Letting Life Shine Requires Changing Public Opinion
Each person has unique abilities and talents with which they can contribute to the world. Whether it be through sharing God's Word, playing music, painting, writing, cooking and baking, or anything else, everyone can do something to be a blessing to others given the opportunity. Tragically, abortion has taken this opportunity from over sixty-three million people – more than the populations of California and Florida combined – in the United States alone since 1973. These are 63,000,000 unique human beings who could have made incredible contributions to society had their lives not been violently taken through abortion. While a person's value is, of course, not determined by what they can do for others, this is yet another reason why abortion must be abolished. The lives already lost to abortion can never be replaced, but we can, and must, work to prevent more lives from being taken.

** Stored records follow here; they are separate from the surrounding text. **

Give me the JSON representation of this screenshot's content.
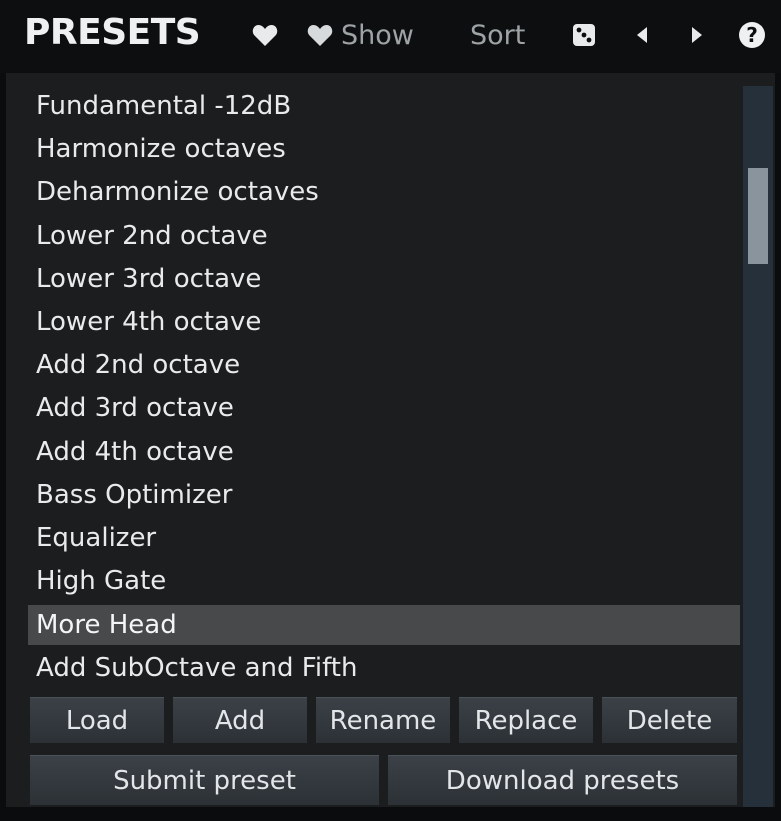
{
  "header": {
    "title": "PRESETS",
    "favorite_icon": "heart-icon",
    "show_label": "Show",
    "sort_label": "Sort",
    "random_icon": "dice-icon",
    "prev_icon": "triangle-left-icon",
    "next_icon": "triangle-right-icon",
    "help_label": "?"
  },
  "presets": {
    "items": [
      "Fundamental -12dB",
      "Harmonize octaves",
      "Deharmonize octaves",
      "Lower 2nd octave",
      "Lower 3rd octave",
      "Lower 4th octave",
      "Add 2nd octave",
      "Add 3rd octave",
      "Add 4th octave",
      "Bass Optimizer",
      "Equalizer",
      "High Gate",
      "More Head",
      "Add SubOctave and Fifth"
    ],
    "selected": "More Head"
  },
  "buttons": {
    "load": "Load",
    "add": "Add",
    "rename": "Rename",
    "replace": "Replace",
    "delete": "Delete",
    "submit": "Submit preset",
    "download": "Download presets"
  },
  "colors": {
    "background": "#1b1d1f",
    "header": "#0d0e0f",
    "selection": "#48494a",
    "scroll_track": "#26303a",
    "scroll_thumb": "#8a949c"
  }
}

Abortion is inherently immoral, as its sole goal is to cause the death of an innocent person. Despite the clear moral issue, many people believe that abortion is necessary, or that it is justified under most or all circumstances. This is not true; nothing can justify the deliberate, premeditated taking of an innocent life. In many ways, today's abortion debate is similar to the debate over slavery in the early nineteenth century. At that time, many people thought that it would be impossible to abolish slavery and even believed slavery was good; it was seen as an essential part of the economies of the southern states. Some people who did recognize the moral problem saw slavery as a necessary evil. Even in the North, only a small fraction of people were abolitionists. While slavery was legally abolished as a result of the Civil War, it would almost certainly have still became unpopular with the people had the war not taken place, as shown by the fact that slavery did not immediately lose all public support after the war, but has now been universally rejected for many years. This would have led to the abolition of slavery through peaceful political processes. The same type of change in public opinion can happen with abortion. The widespread public support for abortion “rights” in many states today does not mean that abortion will remain popular or legal forever in these places. By working to change public opinion, we can abolish abortion through peaceful political processes. In the current political environment, the idea of abolishing abortion nationwide seems impossible, but we must remember that changes in government start with changes in opinion. Abortion will be legal as long as it is popular. We must work to show the tragic consequences of abortion, including the loss of the contributions to society its victims could have made. Now that the Supreme Court has overturned Roe v. Wade, the next step toward abolishing abortion and letting life shine is to change public opinion.
(written for Oregon Right to Life 2023 Essay Contest)